It is, therefore, imperative for businesses to create an environment that allows women to thrive, and do away with the proverbial ‘boys’ club’.
Action steps for business – creating an inclusive boardroom
Co-author of the paper on IP, Lyapa Nakazwe-Masiya is experienced in facilitating organisational change in her role so, together with the research, we offer some practical suggestions to help create female-friendly boardrooms:
· Change the representation of your boardroom. As the boardroom changes, advancing from one female director to three, the culture in that room is going to change. It will automatically modify the way people conduct themselves.
· The boardroom should neither be considered a man’s world nor a woman’s world. It should be considered a businessperson’s world. By introducing more feminine qualities and traits into the space these behaviours will become more acceptable.
· Encourage a more caring and empathetic mindset with stakeholders at the core of decision-making. Empathy is as important as a singular focus on the bottom line in order to create shareholder value.
· Openly facilitate discussions around the issues facing women in the workplace. Getting top-tier men and women to freely discuss the issue of IP, as well as challenges facing women generally, can be an extremely productive way to encourage greater female participation at management level.
· Ensure assertiveness in women is perceived as that, assertiveness. All too often assertive women are viewed in a negative context.
Action steps for women – defeating IP
It is important for women and men to understand that feeling like an imposter is normal and is perfectly understandable. Lyapa Nakazwe-Masiya stresses that it is a common occurrence felt by driven and qualified executives. It is a global phenomenon that affects everyone. Women, however, need to be mindful of their approach to assertiveness in order to manage the imposter feelings.
Here are key takeaways from our experience and research to help women – and men – deal with the impact of IP:
· Try not to let IP get the better of you. When you understand that you are not alone in this feeling, you can then push through and still be confident and decisive. In other words, make sure you are perceived as worthy of that job – your role as top-tier management is to behave decisively and communicate your decisions clearly.
· Psychologists suggest that assertiveness is a learnt skill. In addition, the Trait Theory of Leadership says good leaders display qualities which include extroversion, assertiveness, enthusiasm, agreeableness, openness and consciousness. It is essential for women to work on developing these traits.
· Women need to realise that they bring something unique to the workplace. They need to own their space and their identity as women. Being authentic is essential.
· Women need to be willing to adopt a ‘buddy system’ and look to support each other in the form of relating experiences, sponsoring each other and introducing each other to their personal networks. Like men, women need to start getting gratification from helping their female colleagues.
· Often when women get to a certain level in an organisation, they ‘shut down’ and feel like they have to carry on alone. They need to realise that they are not islands, and to get to the top they need to offer and leverage support from other women.

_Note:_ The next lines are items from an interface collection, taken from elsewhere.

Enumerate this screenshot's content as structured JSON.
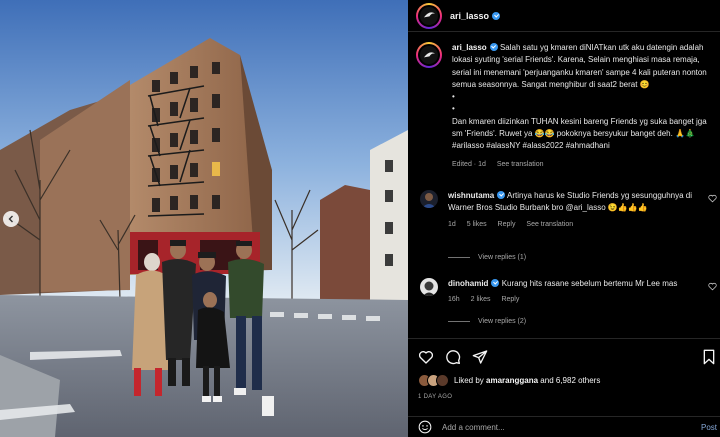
{
  "post": {
    "author": "ari_lasso",
    "verified": true,
    "photo_alt_theme": "street corner with apartment building and group of people"
  },
  "caption": {
    "author": "ari_lasso",
    "text_1": "Salah satu yg kmaren diNIATkan utk aku datengin adalah lokasi syuting 'serial Friends'. Karena, Selain menghiasi masa remaja, serial ini menemani 'perjuanganku kmaren' sampe 4 kali puteran nonton semua seasonnya. Sangat menghibur di saat2 berat 😊",
    "bullet_1": "•",
    "bullet_2": "•",
    "text_2": "Dan kmaren diizinkan TUHAN kesini bareng Friends yg suka banget jga sm 'Friends'. Ruwet ya 😂😂 pokoknya bersyukur banget deh. 🙏🎄 #arilasso #alassNY #alass2022 #ahmadhani",
    "edited": "Edited · 1d",
    "see_translation": "See translation"
  },
  "comments": [
    {
      "user": "wishnutama",
      "verified": true,
      "text": "Artinya harus ke Studio Friends yg sesungguhnya di Warner Bros Studio Burbank bro @ari_lasso 😉👍👍👍",
      "age": "1d",
      "likes": "5 likes",
      "reply": "Reply",
      "see_translation": "See translation",
      "view_replies": "View replies (1)"
    },
    {
      "user": "dinohamid",
      "verified": true,
      "text": "Kurang hits rasane sebelum bertemu Mr Lee mas",
      "age": "16h",
      "likes": "2 likes",
      "reply": "Reply",
      "view_replies": "View replies (2)"
    }
  ],
  "likes_line": {
    "prefix": "Liked by",
    "user": "amaranggana",
    "suffix": "and 6,982 others"
  },
  "time_ago": "1 DAY AGO",
  "comment_box": {
    "placeholder": "Add a comment...",
    "post_label": "Post"
  },
  "colors": {
    "background": "#000000",
    "verified": "#3897f0",
    "post_button": "#85a7d6",
    "muted_text": "#a8a8a8"
  }
}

· Talk about it. IP as an issue is very rarely talked about, yet it affects more than 85% of managers in the workplace. Offering platforms where IP can be discussed and action points can be put in place to result in change is a vital first step.
And Nakazwe-Masiya offers a final interesting insight for women: “And as environments change so do the attitudes of women. Women in male-dominated workplaces still initially rely on assertiveness because they are still trying to stamp their authority once rapport has been created, [but] women are more comfortable to focus on the softer side of their leadership skills, [so] they are better able to manage how they deal with different situations using their innate skill sets.”